Industry body submits plastic-waste guidelines to govt

25th September 2020 By: Tracy Hancock - Creamer Media Contributing Editor

Industry body submits plastic-waste guidelines to govt

PLASTIC STATS In 2018, 46.3% of all plastics placed on the market was collected for recycling in South Africa, with 352 000 t of plastics recycled

South African plastics industry representative Plastics SA along with industry body Packaging SA and producer responsibility organisations (PROs) of various packaging waste streams submitted guidelines to government last month following the publication of draft Extended Producer Responsibility (EPR) regulations and notices under Section 18 of the National Environmental Management Act.

“The idea is to make it mandatory for all producers of packaging waste to belong to a PRO and that funding will be used to develop recycling to ensure that we redesign and rethink products, thereby reducing the impact on the environment,” Plastics SA executive director Anton Hanekom tells Engineering News.

The development of the guidelines involved the collaboration of seven PROs, all dealing with different waste streams and, therefore, required a common approach, although Hanekom notes that there will always be variances regarding specific material strategy and focus.

The Department of Environment, Forestry and Fisheries (DEFF) published the draft EPR regulations and notices for public comment at the end of June.

Hanekom emphasises that the challenge for Plastics SA is reducing plastic waste leakage and ending waste in the environment, and he expects the EPR to assist, as it will set specific targets for the collection and recycling of material.

“However, we need infrastructure to be in place to achieve these targets.”

Over the past ten years, the conversion of virgin material tonnages has grown by about 21%, while the conversion of recycled material tonnages has increased by about 61%.
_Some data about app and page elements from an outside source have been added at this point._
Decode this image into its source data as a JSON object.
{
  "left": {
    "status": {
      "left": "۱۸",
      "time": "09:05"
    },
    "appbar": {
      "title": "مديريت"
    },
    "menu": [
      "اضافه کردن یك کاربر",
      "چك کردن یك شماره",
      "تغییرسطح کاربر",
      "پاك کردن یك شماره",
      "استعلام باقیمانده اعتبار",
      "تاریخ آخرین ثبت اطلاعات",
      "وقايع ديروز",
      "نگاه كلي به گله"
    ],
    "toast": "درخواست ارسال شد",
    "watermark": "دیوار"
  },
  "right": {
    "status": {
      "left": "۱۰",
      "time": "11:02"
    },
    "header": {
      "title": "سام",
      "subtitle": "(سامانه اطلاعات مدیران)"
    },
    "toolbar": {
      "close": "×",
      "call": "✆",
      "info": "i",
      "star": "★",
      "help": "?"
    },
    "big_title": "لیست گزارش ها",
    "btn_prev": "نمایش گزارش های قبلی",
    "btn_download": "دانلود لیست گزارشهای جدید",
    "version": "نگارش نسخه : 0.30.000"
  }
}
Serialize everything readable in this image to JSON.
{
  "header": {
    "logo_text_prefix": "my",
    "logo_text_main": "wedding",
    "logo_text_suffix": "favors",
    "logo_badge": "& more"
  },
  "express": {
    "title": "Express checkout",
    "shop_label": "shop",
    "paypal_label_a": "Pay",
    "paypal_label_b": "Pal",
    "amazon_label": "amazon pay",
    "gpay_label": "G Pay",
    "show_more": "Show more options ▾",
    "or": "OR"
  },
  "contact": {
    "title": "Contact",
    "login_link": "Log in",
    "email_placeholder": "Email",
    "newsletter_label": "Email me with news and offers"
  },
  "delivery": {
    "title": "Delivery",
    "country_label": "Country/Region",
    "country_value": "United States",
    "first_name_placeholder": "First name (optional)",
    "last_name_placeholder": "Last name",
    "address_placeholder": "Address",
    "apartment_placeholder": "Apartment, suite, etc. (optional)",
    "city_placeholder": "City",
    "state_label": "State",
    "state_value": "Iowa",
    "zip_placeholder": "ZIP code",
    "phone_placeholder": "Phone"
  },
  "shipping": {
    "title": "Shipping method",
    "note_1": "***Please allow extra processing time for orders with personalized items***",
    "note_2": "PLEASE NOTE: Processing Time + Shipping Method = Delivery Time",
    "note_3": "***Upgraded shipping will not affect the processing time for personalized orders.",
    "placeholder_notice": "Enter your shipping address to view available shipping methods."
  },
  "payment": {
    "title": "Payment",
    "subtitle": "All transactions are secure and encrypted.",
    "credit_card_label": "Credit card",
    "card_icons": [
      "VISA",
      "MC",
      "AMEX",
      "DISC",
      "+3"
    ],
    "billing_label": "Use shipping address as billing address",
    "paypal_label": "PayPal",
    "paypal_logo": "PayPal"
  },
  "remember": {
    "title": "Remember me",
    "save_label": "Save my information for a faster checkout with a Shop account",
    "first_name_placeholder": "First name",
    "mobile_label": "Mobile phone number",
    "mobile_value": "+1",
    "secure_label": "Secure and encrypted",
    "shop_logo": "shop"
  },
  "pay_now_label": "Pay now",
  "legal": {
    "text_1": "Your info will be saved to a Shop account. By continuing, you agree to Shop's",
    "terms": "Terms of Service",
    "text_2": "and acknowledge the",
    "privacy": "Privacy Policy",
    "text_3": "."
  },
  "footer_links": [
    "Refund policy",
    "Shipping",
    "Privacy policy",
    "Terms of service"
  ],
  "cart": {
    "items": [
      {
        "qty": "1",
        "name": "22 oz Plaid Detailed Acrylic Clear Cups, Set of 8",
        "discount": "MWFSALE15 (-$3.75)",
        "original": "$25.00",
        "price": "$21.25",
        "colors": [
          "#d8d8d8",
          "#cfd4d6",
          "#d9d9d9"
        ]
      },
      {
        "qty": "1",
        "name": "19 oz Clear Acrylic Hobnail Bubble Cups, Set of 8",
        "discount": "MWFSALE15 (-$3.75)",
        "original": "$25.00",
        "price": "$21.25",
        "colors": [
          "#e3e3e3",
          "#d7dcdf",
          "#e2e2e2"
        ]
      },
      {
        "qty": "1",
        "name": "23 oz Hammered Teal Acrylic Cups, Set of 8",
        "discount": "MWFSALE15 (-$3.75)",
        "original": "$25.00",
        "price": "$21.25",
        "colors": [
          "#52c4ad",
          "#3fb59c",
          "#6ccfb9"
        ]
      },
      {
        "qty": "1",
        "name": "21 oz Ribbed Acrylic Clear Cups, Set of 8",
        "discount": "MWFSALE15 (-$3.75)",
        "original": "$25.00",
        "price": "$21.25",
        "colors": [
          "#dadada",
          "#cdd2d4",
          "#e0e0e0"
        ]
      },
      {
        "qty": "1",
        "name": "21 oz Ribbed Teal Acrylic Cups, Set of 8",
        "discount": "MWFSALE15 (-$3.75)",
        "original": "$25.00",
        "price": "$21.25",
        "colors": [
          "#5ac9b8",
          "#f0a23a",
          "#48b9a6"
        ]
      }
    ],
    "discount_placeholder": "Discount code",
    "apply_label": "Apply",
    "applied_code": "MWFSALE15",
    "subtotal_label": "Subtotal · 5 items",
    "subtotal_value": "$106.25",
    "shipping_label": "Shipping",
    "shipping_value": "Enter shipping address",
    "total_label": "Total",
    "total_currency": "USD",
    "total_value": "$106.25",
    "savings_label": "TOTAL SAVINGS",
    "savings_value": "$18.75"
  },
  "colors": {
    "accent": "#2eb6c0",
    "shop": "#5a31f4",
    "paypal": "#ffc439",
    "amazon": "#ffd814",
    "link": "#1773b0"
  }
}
There were about 330 recycling facilities and 58 500 informal collectors in South Africa, with almost R2.3-billion injected into the economy at the primary sourcing level in 2018.

That year, 46.3% of all plastics placed on the market was collected for recycling in South Africa, with 352 000 t of plastics recycled.

Removing Waste

Plastics SA is working extensively to remove plastics waste from the environment through its South African Initiative to End Plastic Pollution, says Hanekom.

The initiative was started last year as a collaborative multi-stakeholder forum and involves members of the extended packaging value chain, which includes raw material producers, brand owners, retailers, manufacturers, distributors and recyclers.

The forum includes six working groups covering infrastructure, technology and innovation, bioplastics, education and awareness, the integration of the informal sector, and standards and compliance.

During the hard lockdown, the initiative has developed business plans for projects, which can be used as blueprints in future, involving communities, local municipalities, waste management companies and environmental networks.

The six working groups will focus their attention on specific projects in communities to see how these can be supported.

This support could potentially include a technology hub, involving the establishment of infrastructure, whereby plastic waste is collected and transported to a central location to be sorted for recycling. Valuable waste, such as PET, paper, glass and cans, will be sold, while the rest of the waste will be processed on site to produce solutions that meet the needs of the community.

Don’t Ban Plastics

Although plastic is a by-product of the petrochemicals industry, when analysing the carbon footprint and life cycle of plastic, it remains one of the better products for the environment, provided that it is reused or recycled, says Hanekom.

He warns that replacing plastics with other materials could result in waste that has a much higher carbon footprint.

“Part of the problem is that South Africa does not have adequate waste management services and infrastructure. If plastic products are replaced by an alternative material, this still needs to be collected. Without doing so, you won’t add value and solve the problem associated with the use of plastic bags – you will just create a new one.”

Whether the alternative material is produced locally or imported also needs to be questioned, as importing it adds to the carbon footprint of the substitute and far outweighs the carbon footprint of locally produced plastics.

For example, using paper straws instead of plastic ones in South Africa has required these products to be imported from the East, as the country does not have the factories or raw material to produce them locally.

“We are exporting jobs and businesses if we continue doing so,” stresses Hanekom.

Further supporting his sentiment are the recent findings released by the Council for Scientific and Industrial Research (CSIR), which confirmed that reusable plastic shopping bags have the lowest environmental footprint, compared with carrier bags made from alternative materials.

The CSIR study, the results of which were released in May, focused primarily on testing South Africa’s plastic carrier bags, assessing sixteen different types, including the standard single-use, 24 μm high-density polyethylene bags, as well as numerous reusable and biodegradable alternatives.